Don't get me wrong - I'm not against insurance. In fact, I think insurance is absolutely essential before we can even start thinking about building our wealth. But I do not believe in every single type of plan out there.
In my first job, I was only getting $30,000 of annual wages. After working hard and getting promoted, my job still only gives me slightly over $40,000 each year. Which is why whenever any agent quotes me plans where premiums are in the 4-digits range, I baulk.
If you're a fresh graduate with a $26,000 tuition fee loan to repay, the financial burden gets even heavier. (For a start, you can check out my guide to paying off your TFL here).
5. Spending 12% to 15% of my annual income on insurance is far too expensive!
The premiums for early CI plans are extremely expensive, even more so than traditional CI plans. While the plans may offer great protection, paying for such premiums would be a huge drain on my financial resources.
Let me set the record straight - no matter how good your insurance agent's intentions are for you (ha ha ha), there comes a point when we are paying too much for our insurance.
Insurance is essentially protection.
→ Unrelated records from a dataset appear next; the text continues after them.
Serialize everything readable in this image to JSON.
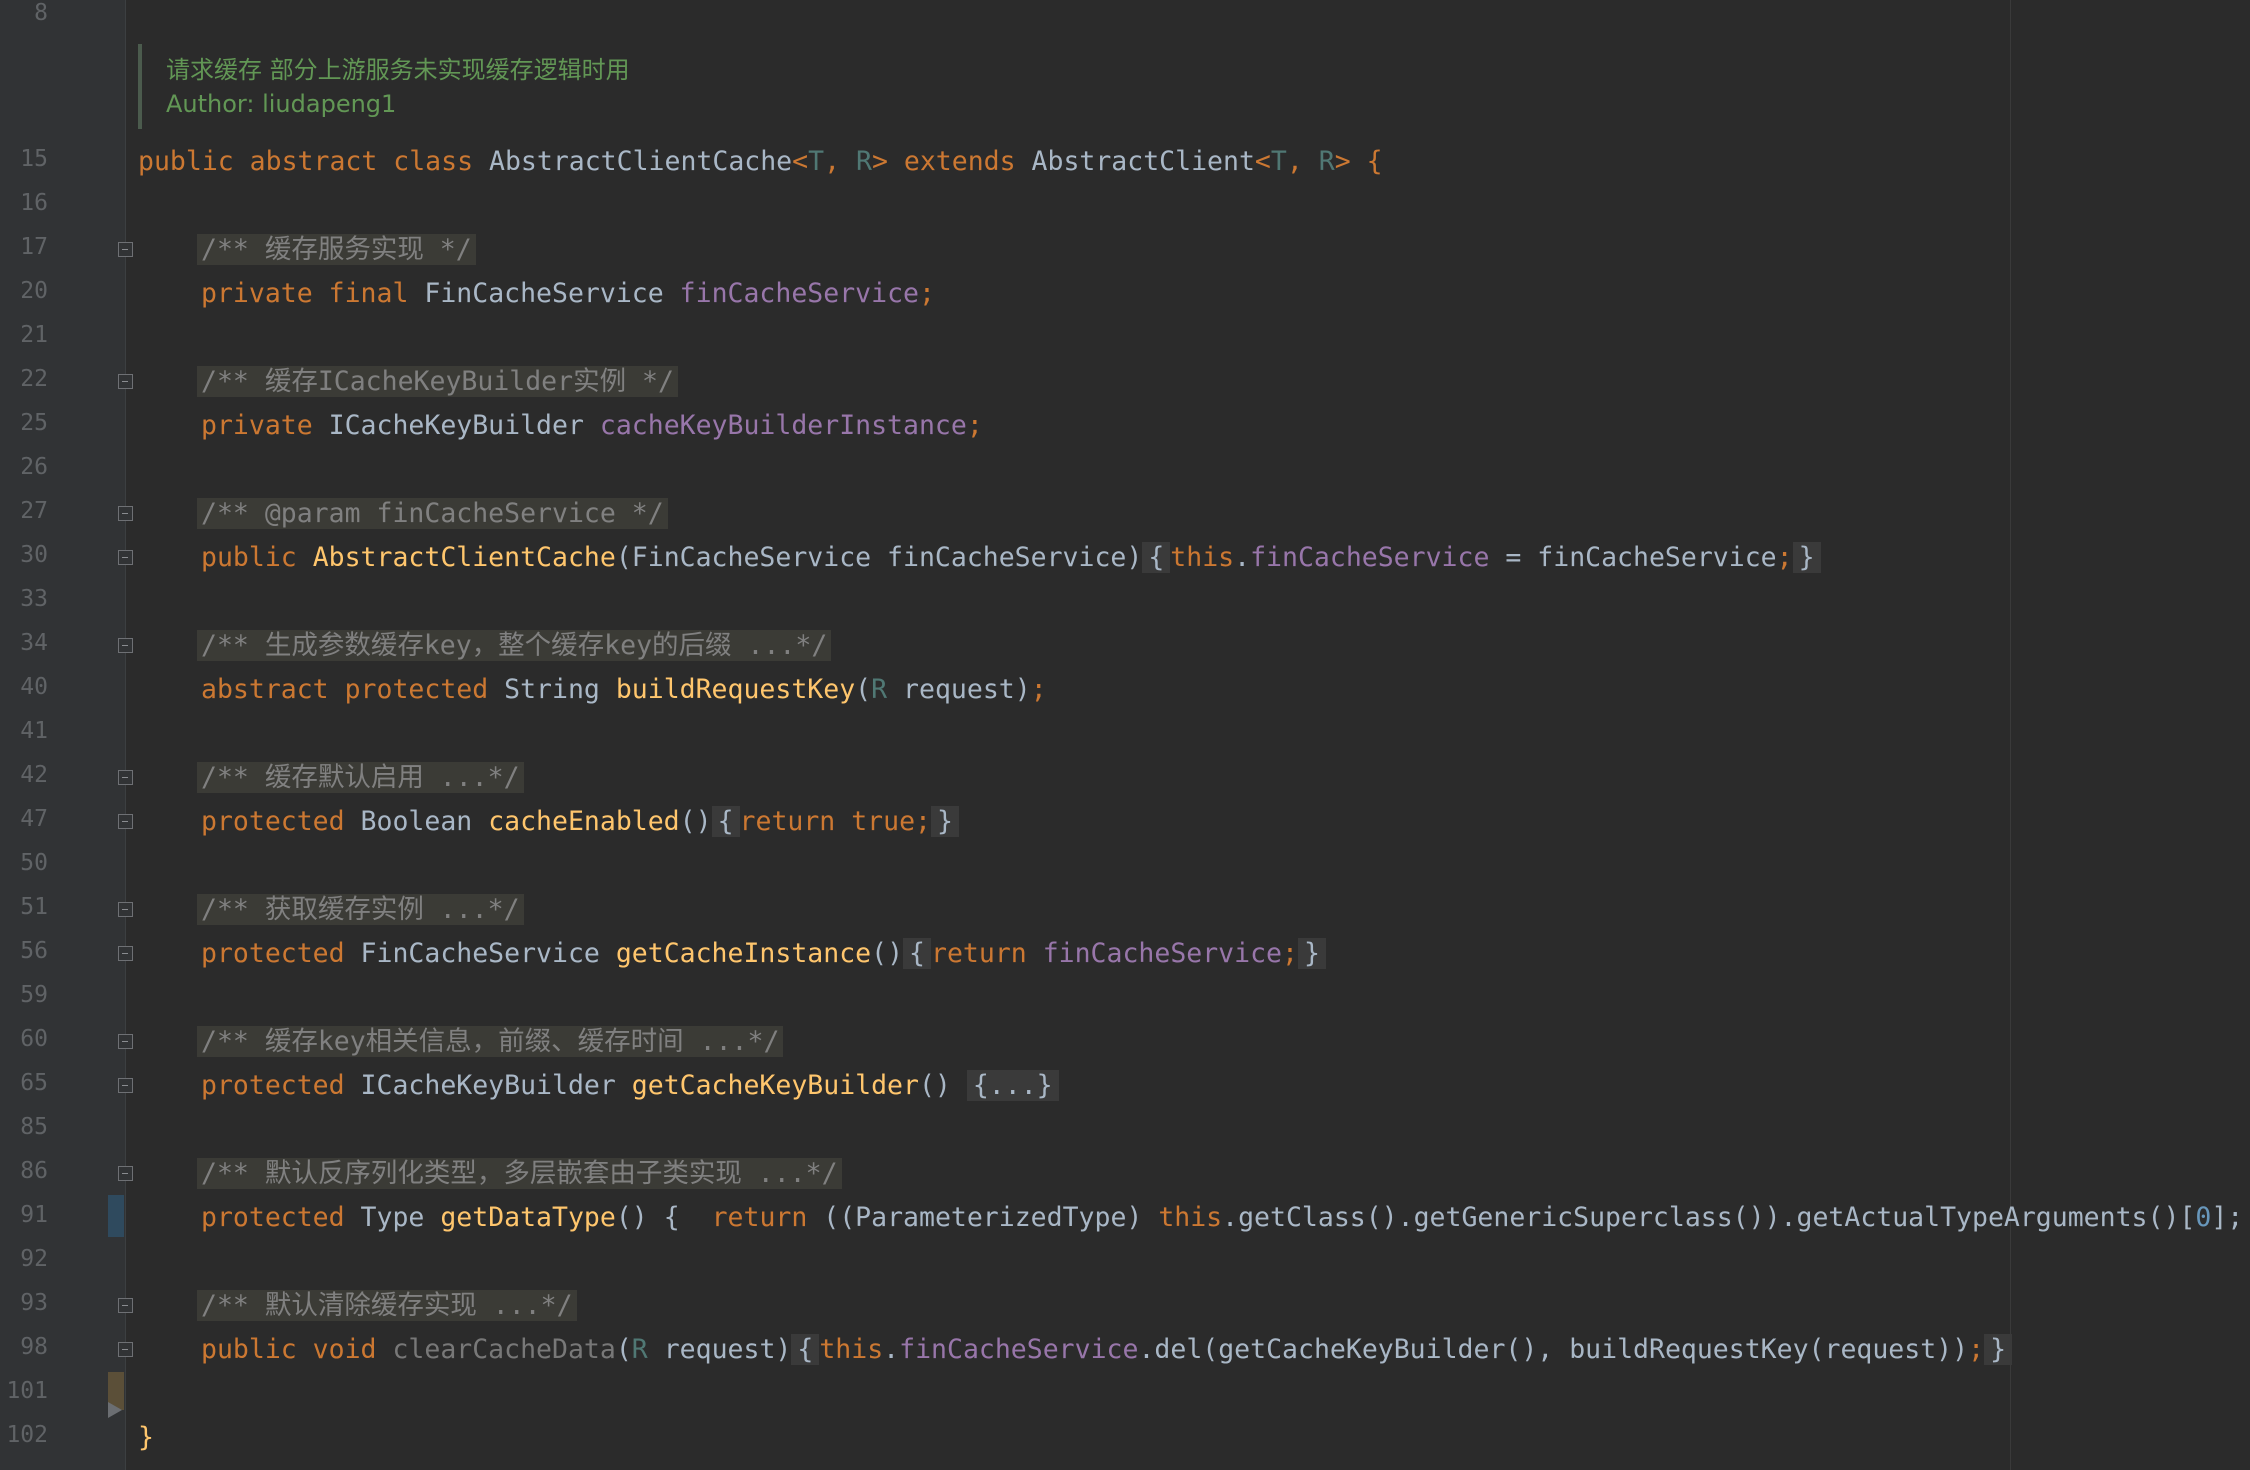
{
  "doc_comment": {
    "line1": "请求缓存 部分上游服务未实现缓存逻辑时用",
    "line2": "Author: liudapeng1"
  },
  "line_numbers": [
    "8",
    "15",
    "16",
    "17",
    "20",
    "21",
    "22",
    "25",
    "26",
    "27",
    "30",
    "33",
    "34",
    "40",
    "41",
    "42",
    "47",
    "50",
    "51",
    "56",
    "59",
    "60",
    "65",
    "85",
    "86",
    "91",
    "92",
    "93",
    "98",
    "101",
    "102"
  ],
  "code": {
    "class_decl": {
      "kw1": "public abstract class ",
      "name": "AbstractClientCache",
      "lt": "<",
      "t": "T",
      "comma": ", ",
      "r": "R",
      "gt": "> ",
      "extends": "extends ",
      "parent": "AbstractClient",
      "lt2": "<",
      "t2": "T",
      "comma2": ", ",
      "r2": "R",
      "gt2": "> {"
    },
    "c17": "/** 缓存服务实现 */",
    "l20": {
      "kw": "private final ",
      "type": "FinCacheService ",
      "field": "finCacheService",
      "semi": ";"
    },
    "c22": "/** 缓存ICacheKeyBuilder实例 */",
    "l25": {
      "kw": "private ",
      "type": "ICacheKeyBuilder ",
      "field": "cacheKeyBuilderInstance",
      "semi": ";"
    },
    "c27": "/** @param finCacheService */",
    "l30": {
      "kw": "public ",
      "name": "AbstractClientCache",
      "params": "(FinCacheService finCacheService)",
      "open": "{",
      "this": "this",
      "dot": ".",
      "field": "finCacheService",
      "assign": " = finCacheService",
      "semi": ";",
      "close": "}"
    },
    "c34": "/** 生成参数缓存key，整个缓存key的后缀 ...*/",
    "l40": {
      "kw": "abstract protected ",
      "type": "String ",
      "name": "buildRequestKey",
      "p_open": "(",
      "tparam": "R",
      "p_rest": " request)",
      "semi": ";"
    },
    "c42": "/** 缓存默认启用 ...*/",
    "l47": {
      "kw": "protected ",
      "type": "Boolean ",
      "name": "cacheEnabled",
      "parens": "()",
      "open": "{",
      "ret": "return true;",
      "close": "}"
    },
    "c51": "/** 获取缓存实例 ...*/",
    "l56": {
      "kw": "protected ",
      "type": "FinCacheService ",
      "name": "getCacheInstance",
      "parens": "()",
      "open": "{",
      "ret": "return ",
      "field": "finCacheService",
      "semi": ";",
      "close": "}"
    },
    "c60": "/** 缓存key相关信息，前缀、缓存时间 ...*/",
    "l65": {
      "kw": "protected ",
      "type": "ICacheKeyBuilder ",
      "name": "getCacheKeyBuilder",
      "parens": "() ",
      "folded": "{...}"
    },
    "c86": "/** 默认反序列化类型，多层嵌套由子类实现 ...*/",
    "l91": {
      "kw": "protected ",
      "type": "Type ",
      "name": "getDataType",
      "parens": "() ",
      "open": "{  ",
      "ret": "return ",
      "cast": "((ParameterizedType) ",
      "this": "this",
      "chain": ".getClass().getGenericSuperclass()).getActualTypeArguments()[",
      "idx": "0",
      "end": "];  }"
    },
    "c93": "/** 默认清除缓存实现 ...*/",
    "l98": {
      "kw": "public void ",
      "name": "clearCacheData",
      "p_open": "(",
      "tparam": "R",
      "p_rest": " request)",
      "open": "{",
      "this": "this",
      "dot": ".",
      "field": "finCacheService",
      "call": ".del(getCacheKeyBuilder(), buildRequestKey(request))",
      "semi": ";",
      "close": "}"
    },
    "end": "}"
  }
}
There are a wide range of plans that most agents will recommend us to get, including private health shield plans, whole life plans, critical illness cover, early critical illness cover, accident plans, disability income insurance, etc.
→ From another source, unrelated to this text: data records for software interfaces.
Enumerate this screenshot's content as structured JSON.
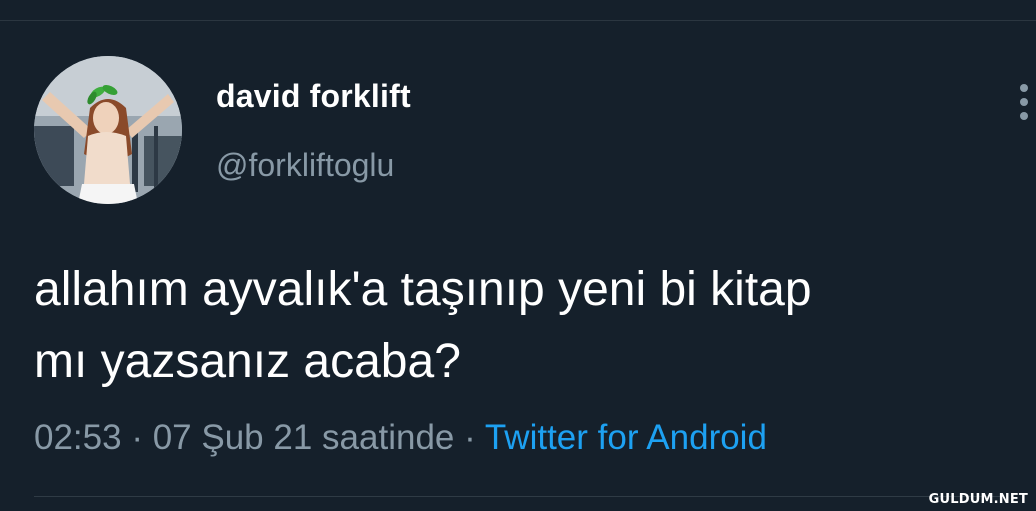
{
  "tweet": {
    "author": {
      "display_name": "david forklift",
      "handle": "@forkliftoglu",
      "avatar": "profile-photo"
    },
    "text_line_1": "allahım ayvalık'a taşınıp yeni bi kitap",
    "text_line_2": "mı yazsanız acaba?",
    "time": "02:53",
    "date": "07 Şub 21",
    "suffix": "saatinde",
    "separator": "·",
    "source": "Twitter for Android",
    "more_icon": "more-vertical-icon"
  },
  "watermark": "GULDUM.NET",
  "colors": {
    "background": "#15202b",
    "primary_text": "#ffffff",
    "secondary_text": "#8899a6",
    "link": "#1da1f2"
  }
}
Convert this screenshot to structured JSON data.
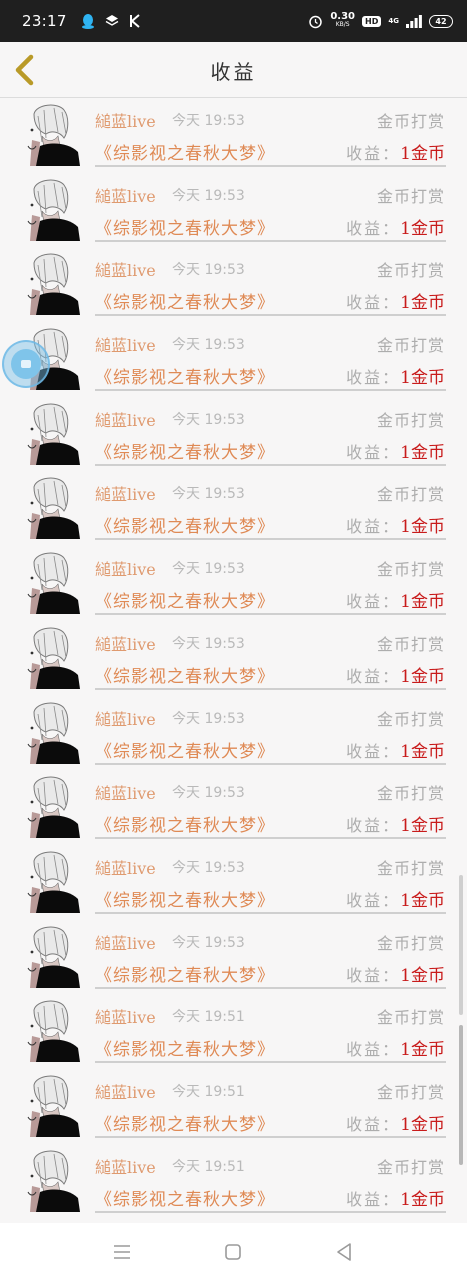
{
  "status_bar": {
    "time": "23:17",
    "net_speed_value": "0.30",
    "net_speed_unit": "KB/S",
    "hd_label": "HD",
    "network_label": "4G",
    "battery": "42"
  },
  "header": {
    "title": "收益",
    "back_icon": "chevron-left-icon"
  },
  "records": [
    {
      "name": "縋蓝live",
      "time": "今天 19:53",
      "type": "金币打赏",
      "book": "《综影视之春秋大梦》",
      "earn_label": "收益：",
      "earn_amount": "1金币"
    },
    {
      "name": "縋蓝live",
      "time": "今天 19:53",
      "type": "金币打赏",
      "book": "《综影视之春秋大梦》",
      "earn_label": "收益：",
      "earn_amount": "1金币"
    },
    {
      "name": "縋蓝live",
      "time": "今天 19:53",
      "type": "金币打赏",
      "book": "《综影视之春秋大梦》",
      "earn_label": "收益：",
      "earn_amount": "1金币"
    },
    {
      "name": "縋蓝live",
      "time": "今天 19:53",
      "type": "金币打赏",
      "book": "《综影视之春秋大梦》",
      "earn_label": "收益：",
      "earn_amount": "1金币"
    },
    {
      "name": "縋蓝live",
      "time": "今天 19:53",
      "type": "金币打赏",
      "book": "《综影视之春秋大梦》",
      "earn_label": "收益：",
      "earn_amount": "1金币"
    },
    {
      "name": "縋蓝live",
      "time": "今天 19:53",
      "type": "金币打赏",
      "book": "《综影视之春秋大梦》",
      "earn_label": "收益：",
      "earn_amount": "1金币"
    },
    {
      "name": "縋蓝live",
      "time": "今天 19:53",
      "type": "金币打赏",
      "book": "《综影视之春秋大梦》",
      "earn_label": "收益：",
      "earn_amount": "1金币"
    },
    {
      "name": "縋蓝live",
      "time": "今天 19:53",
      "type": "金币打赏",
      "book": "《综影视之春秋大梦》",
      "earn_label": "收益：",
      "earn_amount": "1金币"
    },
    {
      "name": "縋蓝live",
      "time": "今天 19:53",
      "type": "金币打赏",
      "book": "《综影视之春秋大梦》",
      "earn_label": "收益：",
      "earn_amount": "1金币"
    },
    {
      "name": "縋蓝live",
      "time": "今天 19:53",
      "type": "金币打赏",
      "book": "《综影视之春秋大梦》",
      "earn_label": "收益：",
      "earn_amount": "1金币"
    },
    {
      "name": "縋蓝live",
      "time": "今天 19:53",
      "type": "金币打赏",
      "book": "《综影视之春秋大梦》",
      "earn_label": "收益：",
      "earn_amount": "1金币"
    },
    {
      "name": "縋蓝live",
      "time": "今天 19:53",
      "type": "金币打赏",
      "book": "《综影视之春秋大梦》",
      "earn_label": "收益：",
      "earn_amount": "1金币"
    },
    {
      "name": "縋蓝live",
      "time": "今天 19:51",
      "type": "金币打赏",
      "book": "《综影视之春秋大梦》",
      "earn_label": "收益：",
      "earn_amount": "1金币"
    },
    {
      "name": "縋蓝live",
      "time": "今天 19:51",
      "type": "金币打赏",
      "book": "《综影视之春秋大梦》",
      "earn_label": "收益：",
      "earn_amount": "1金币"
    },
    {
      "name": "縋蓝live",
      "time": "今天 19:51",
      "type": "金币打赏",
      "book": "《综影视之春秋大梦》",
      "earn_label": "收益：",
      "earn_amount": "1金币"
    }
  ],
  "nav_bar": {
    "menu_icon": "menu-icon",
    "home_icon": "home-square-icon",
    "back_icon": "back-triangle-icon"
  },
  "colors": {
    "name": "#df9a6f",
    "book": "#df8a55",
    "amount": "#c81b1b",
    "muted": "#adadad",
    "back_arrow": "#b99a28"
  }
}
Each plan has its own merits...and cost.
When I calculated my quoted premiums for H&S, term, CI and early CI, the total cost came up to a hefty 12% - 15% of my annual income! Does that make any sense to you?
I can relate to why CI coverage might be important...but not at this point in time, when I'm earning so little to begin with!
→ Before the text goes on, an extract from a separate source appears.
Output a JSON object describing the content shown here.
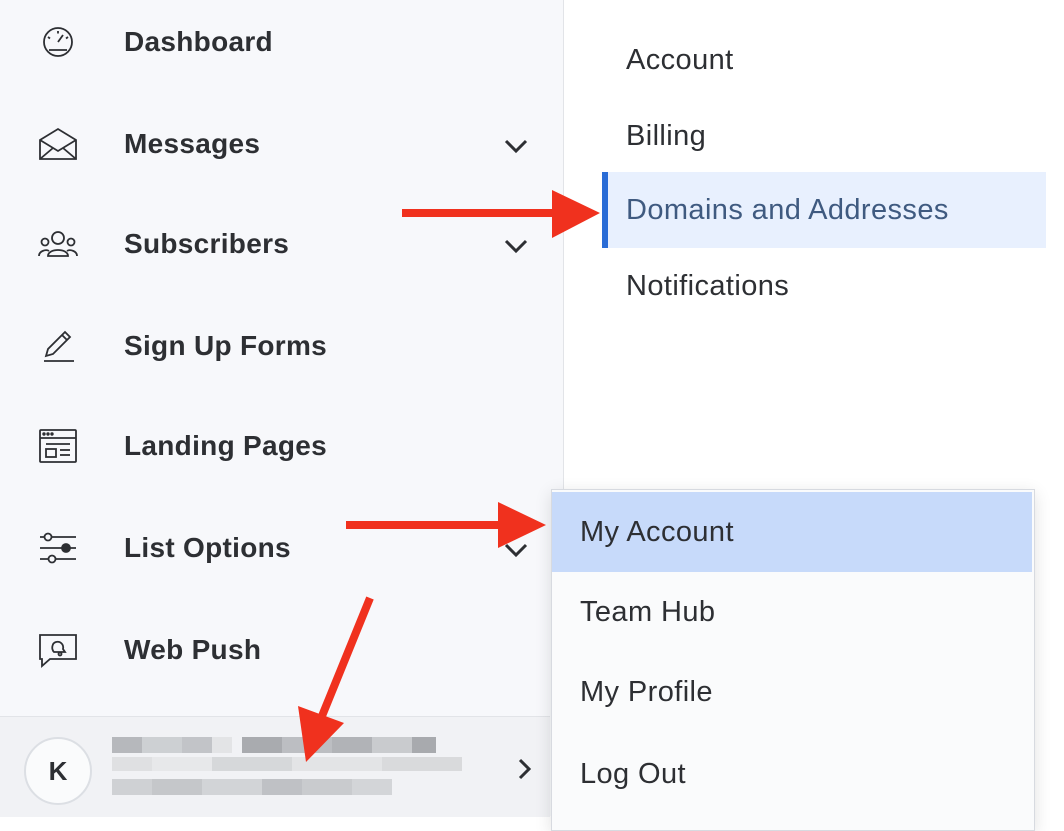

6. There is a HUGE OPPORTUNITY COST
Paying a few thousand dollars to my insurer each year may not sound like a lot, but over the long run, it definitely adds up.
When you consider the gloomy economic conditions right now, I would frankly rather keep my cash on hand to take advantage of upcoming market opportunities and invest. That way, when my returns compound, I have more money.
7. I can potentially build up my own CI "payout" faster
If I were to take the money spent on insurance premiums to invest in a good value stock that gives me 6% returns, by religiously adding in my "insurance premiums" into this "fund", I could grow my money to $211,000* in 20 years.
*Presuming insurance costs of $5,000 annually, with regular injections of the same amount each year and compounded over a 20-year duration.
In that way, I could build up my own CI "payout" which would be "guaranteed claimable" should anything happen to me in the future. At the same time, I'll also be able to have this cash on hand to invest in other opportunities should they come along.
8. The chance of making a critical illness claim is extremely small.
I quote Mr. Tan Kin Lian, the ex-CEO of NTUC Income, who said: "There is no need to buy insurance to cover critical illness. The chance of making a critical illness claim is small. Less than 5% of people make this claim during their working life."
If so few people exercise their claims, then why should I be among the majority feeding the insurer's pockets?!
Looking at the insurance industry's defined list of the 37 critical illnesses which one can claim for, I don't really see too many people in my family coming down with these conditions, nor can I see myself ending up with any one of them. (Of course, I could be wrong, but this is where a good diet and exercise can hopefully help mitigate against.)
So there you have it - my list of reasons as to why I told my insurance agent I was not interested in buying any CI plans at the moment.
While we should definitely take precautions to protect ourselves, there is also a limit as to how much insurance we can afford to pay for. Don't let yourself become like this executive who was stuck with paying yearly insurance premiums higher than her annual pay.
While you could argue that CI plans are important / useful, these plans do not come cheap. If you asked me, it doesn't make sense that I should be paying a few thousand every year for something I may never ever get to claim.
What are your thoughts on critical illness insurance?